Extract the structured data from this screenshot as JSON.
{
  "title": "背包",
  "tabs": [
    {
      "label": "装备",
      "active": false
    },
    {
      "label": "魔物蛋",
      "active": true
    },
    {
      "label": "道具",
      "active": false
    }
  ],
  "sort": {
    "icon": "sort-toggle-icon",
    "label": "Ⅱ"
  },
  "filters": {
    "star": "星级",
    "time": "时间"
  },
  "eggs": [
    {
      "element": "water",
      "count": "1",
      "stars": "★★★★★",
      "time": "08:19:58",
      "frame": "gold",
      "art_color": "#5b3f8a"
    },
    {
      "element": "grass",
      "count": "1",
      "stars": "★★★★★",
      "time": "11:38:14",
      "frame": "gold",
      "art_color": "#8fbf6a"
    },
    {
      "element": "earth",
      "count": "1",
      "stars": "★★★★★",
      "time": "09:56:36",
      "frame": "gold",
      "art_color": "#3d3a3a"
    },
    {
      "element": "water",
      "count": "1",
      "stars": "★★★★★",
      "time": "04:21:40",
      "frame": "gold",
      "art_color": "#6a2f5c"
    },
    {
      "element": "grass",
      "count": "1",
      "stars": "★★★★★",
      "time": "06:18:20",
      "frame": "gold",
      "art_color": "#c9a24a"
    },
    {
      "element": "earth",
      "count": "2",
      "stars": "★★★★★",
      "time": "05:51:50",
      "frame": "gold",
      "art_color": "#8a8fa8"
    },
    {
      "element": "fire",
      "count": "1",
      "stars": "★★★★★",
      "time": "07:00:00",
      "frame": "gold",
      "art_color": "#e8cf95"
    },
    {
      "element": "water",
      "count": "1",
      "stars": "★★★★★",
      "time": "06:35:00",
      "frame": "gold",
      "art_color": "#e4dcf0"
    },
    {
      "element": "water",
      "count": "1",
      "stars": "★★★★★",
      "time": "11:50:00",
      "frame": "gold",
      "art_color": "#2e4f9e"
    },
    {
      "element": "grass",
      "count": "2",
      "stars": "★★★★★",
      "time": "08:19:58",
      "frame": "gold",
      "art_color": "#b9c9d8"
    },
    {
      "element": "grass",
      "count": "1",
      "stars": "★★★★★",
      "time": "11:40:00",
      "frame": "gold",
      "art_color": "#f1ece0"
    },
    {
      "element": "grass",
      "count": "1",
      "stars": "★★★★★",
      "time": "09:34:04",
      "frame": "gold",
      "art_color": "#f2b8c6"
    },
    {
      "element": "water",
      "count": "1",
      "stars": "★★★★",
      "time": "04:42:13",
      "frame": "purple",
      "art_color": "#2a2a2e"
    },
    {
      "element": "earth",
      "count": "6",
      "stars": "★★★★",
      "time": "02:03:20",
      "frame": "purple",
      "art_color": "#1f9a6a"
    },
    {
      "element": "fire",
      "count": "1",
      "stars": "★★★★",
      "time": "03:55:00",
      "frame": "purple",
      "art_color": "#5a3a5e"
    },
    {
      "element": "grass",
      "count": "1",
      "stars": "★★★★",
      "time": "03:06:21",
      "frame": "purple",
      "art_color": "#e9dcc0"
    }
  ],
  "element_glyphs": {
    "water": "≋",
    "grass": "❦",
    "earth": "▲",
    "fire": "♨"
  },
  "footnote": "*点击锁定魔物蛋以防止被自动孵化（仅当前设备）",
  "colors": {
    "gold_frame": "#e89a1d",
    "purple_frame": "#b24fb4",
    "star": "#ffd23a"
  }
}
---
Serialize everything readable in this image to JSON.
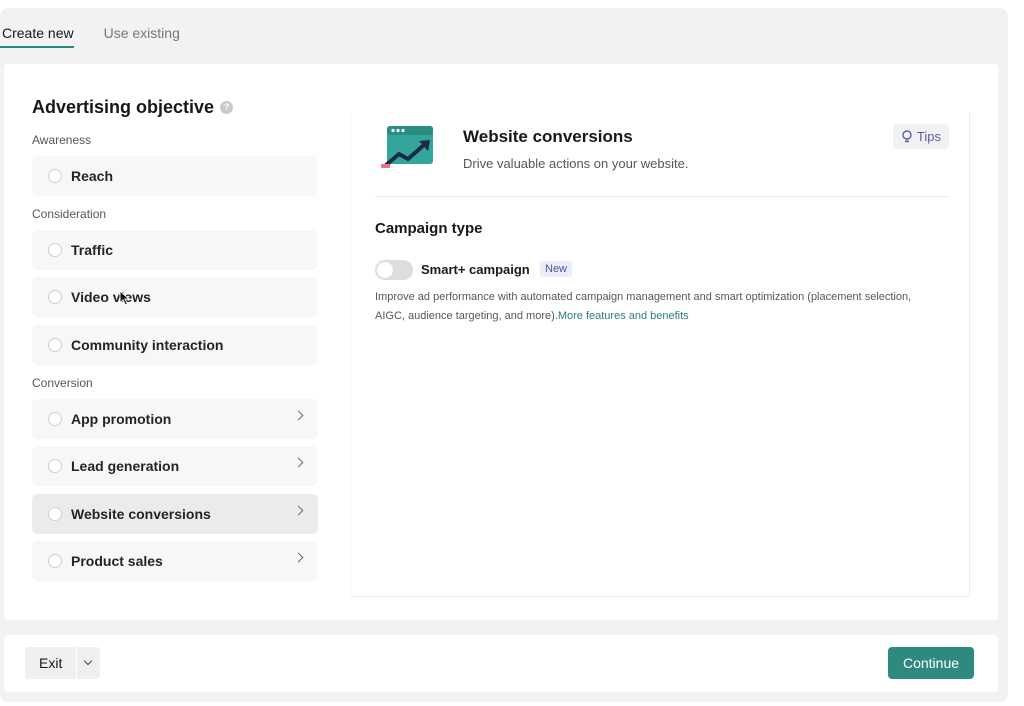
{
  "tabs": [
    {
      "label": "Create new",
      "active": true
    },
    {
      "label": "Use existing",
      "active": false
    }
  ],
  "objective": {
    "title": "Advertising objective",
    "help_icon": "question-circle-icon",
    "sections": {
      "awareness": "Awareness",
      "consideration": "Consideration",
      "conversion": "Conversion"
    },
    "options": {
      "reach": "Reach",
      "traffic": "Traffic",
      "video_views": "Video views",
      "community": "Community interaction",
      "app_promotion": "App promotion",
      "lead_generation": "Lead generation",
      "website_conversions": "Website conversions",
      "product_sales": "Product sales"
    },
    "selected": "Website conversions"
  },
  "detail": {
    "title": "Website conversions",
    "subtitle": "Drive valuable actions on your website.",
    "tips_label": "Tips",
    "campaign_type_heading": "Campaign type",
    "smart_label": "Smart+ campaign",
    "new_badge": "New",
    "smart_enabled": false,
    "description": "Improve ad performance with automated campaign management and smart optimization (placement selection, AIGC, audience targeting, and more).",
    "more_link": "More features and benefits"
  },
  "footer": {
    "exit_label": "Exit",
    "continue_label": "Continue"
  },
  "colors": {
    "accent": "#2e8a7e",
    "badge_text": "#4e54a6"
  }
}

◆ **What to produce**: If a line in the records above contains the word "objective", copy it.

◆ **The answer**:
  "objective": {
    "title": "Advertising objective",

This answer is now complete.